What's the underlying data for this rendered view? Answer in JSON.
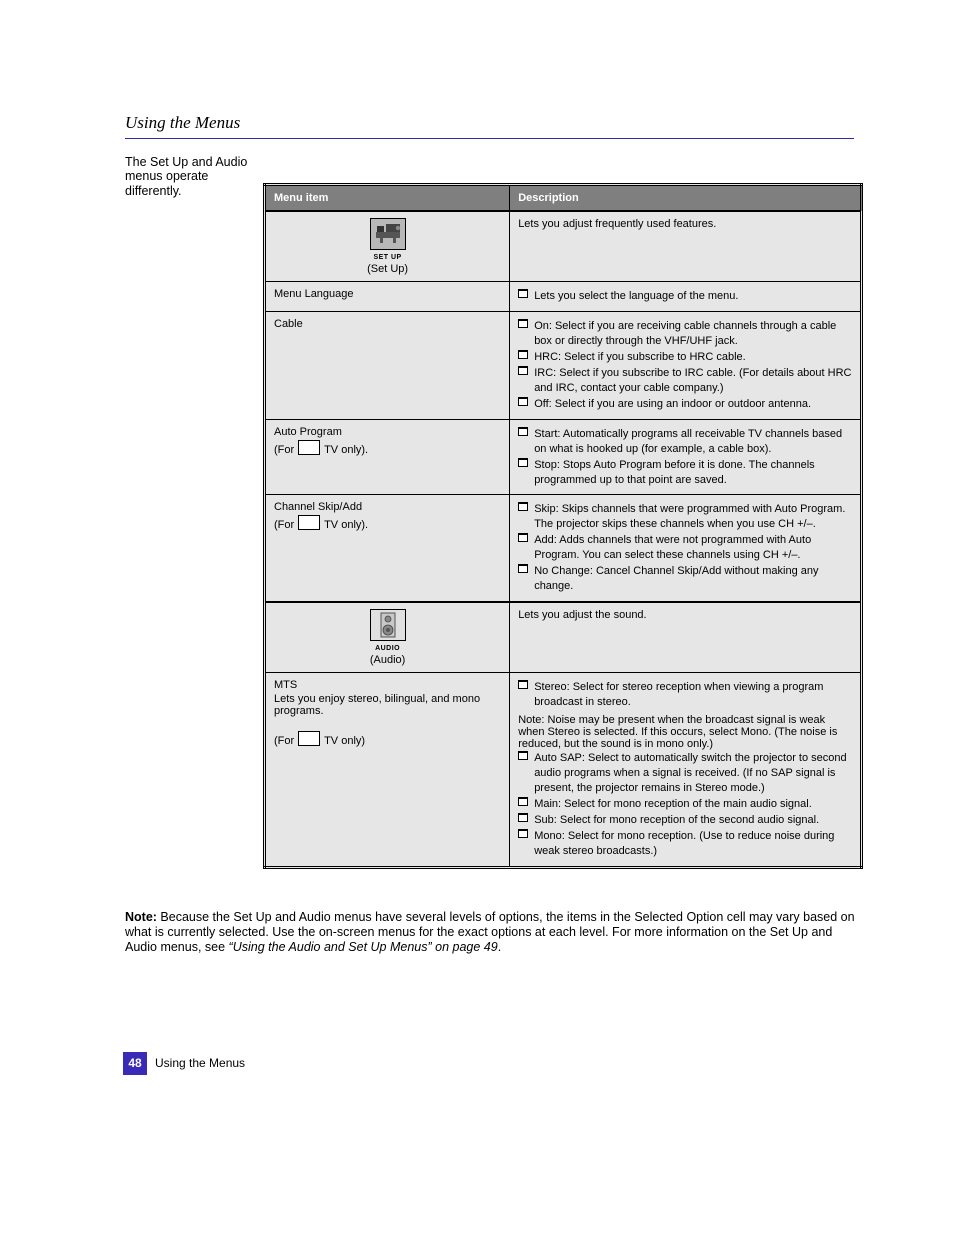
{
  "header": {
    "section_title": "Using the Menus"
  },
  "lead": "The Set Up and Audio menus operate differently.",
  "table": {
    "head": {
      "menu": "Menu item",
      "desc": "Description"
    },
    "setup_icon_caption": "SET UP",
    "audio_icon_caption": "AUDIO",
    "rows": [
      {
        "menu_html": "(Set Up)",
        "desc_html": "Lets you adjust frequently used features."
      },
      {
        "menu_html": "Menu Language",
        "opts": [
          "Lets you select the language of the menu."
        ]
      },
      {
        "menu_html": "Cable",
        "opts": [
          "On: Select if you are receiving cable channels through a cable box or directly through the VHF/UHF jack.",
          "HRC: Select if you subscribe to HRC cable.",
          "IRC: Select if you subscribe to IRC cable. (For details about HRC and IRC, contact your cable company.)",
          "Off: Select if you are using an indoor or outdoor antenna."
        ]
      },
      {
        "menu_html": "Auto Program<br><span class=\"menu-sub\">(For <span class=\"tv-box\"></span> TV only).</span>",
        "opts": [
          "Start: Automatically programs all receivable TV channels based on what is hooked up (for example, a cable box).",
          "Stop: Stops Auto Program before it is done. The channels programmed up to that point are saved."
        ]
      },
      {
        "menu_html": "Channel Skip/Add<br><span class=\"menu-sub\">(For <span class=\"tv-box\"></span> TV only).</span>",
        "opts": [
          "Skip: Skips channels that were programmed with Auto Program. The projector skips these channels when you use CH +/–.",
          "Add: Adds channels that were not programmed with Auto Program. You can select these channels using CH +/–.",
          "No Change: Cancel Channel Skip/Add without making any change."
        ]
      },
      {
        "menu_html": "(Audio)",
        "desc_html": "Lets you adjust the sound."
      },
      {
        "menu_html": "MTS<br><span class=\"menu-sub\">Lets you enjoy stereo, bilingual, and mono programs.</span><br><span class=\"menu-sub\">(For <span class=\"tv-box\"></span> TV only)</span>",
        "opts": [
          "Stereo: Select for stereo reception when viewing a program broadcast in stereo.",
          "Note: Noise may be present when the broadcast signal is weak when Stereo is selected. If this occurs, select Mono. (The noise is reduced, but the sound is in mono only.)",
          "Auto SAP: Select to automatically switch the projector to second audio programs when a signal is received. (If no SAP signal is present, the projector remains in Stereo mode.)",
          "Main: Select for mono reception of the main audio signal.",
          "Sub: Select for mono reception of the second audio signal.",
          "Mono: Select for mono reception. (Use to reduce noise during weak stereo broadcasts.)"
        ],
        "note_index": 1
      }
    ]
  },
  "bottom": {
    "note_label": "Note:",
    "note_body": " Because the Set Up and Audio menus have several levels of options, the items in the Selected Option cell may vary based on what is currently selected. Use the on-screen menus for the exact options at each level. For more information on the Set Up and Audio menus, see ",
    "xref": "“Using the Audio and Set Up Menus” on page 49",
    "note_tail": "."
  },
  "footer": {
    "page_number": "48",
    "text": "Using the Menus"
  }
}
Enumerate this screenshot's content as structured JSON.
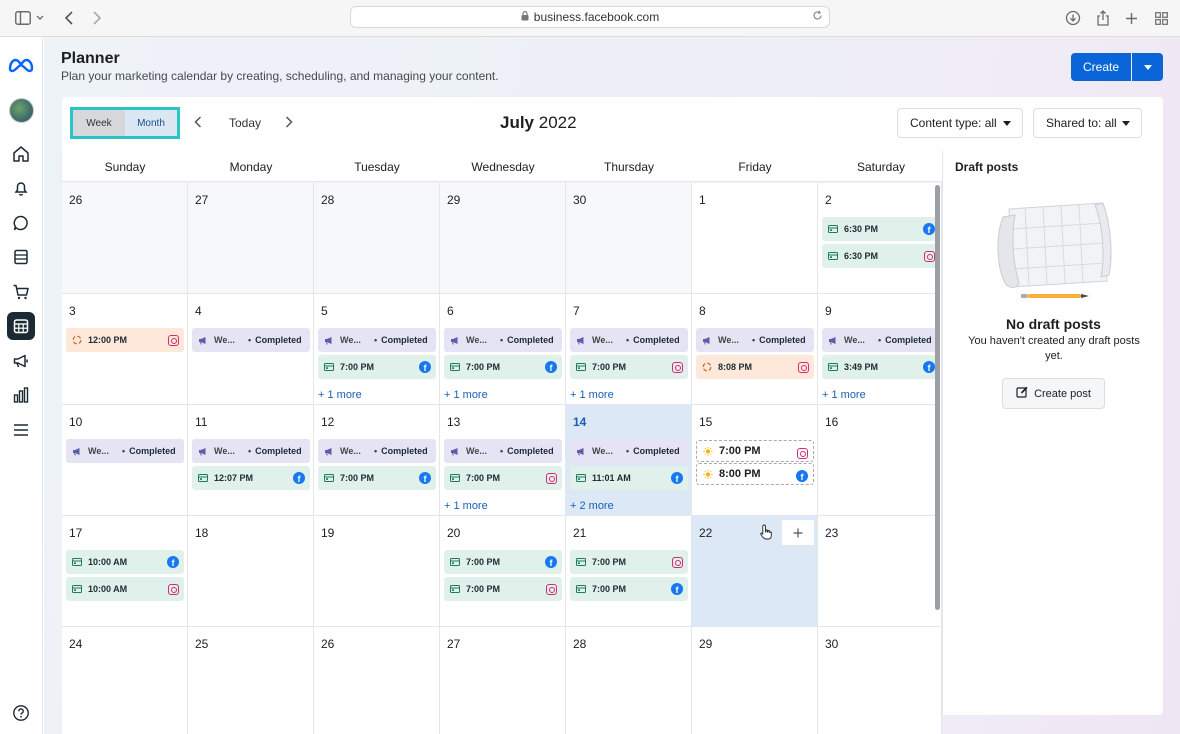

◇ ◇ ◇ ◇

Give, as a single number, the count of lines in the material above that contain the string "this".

3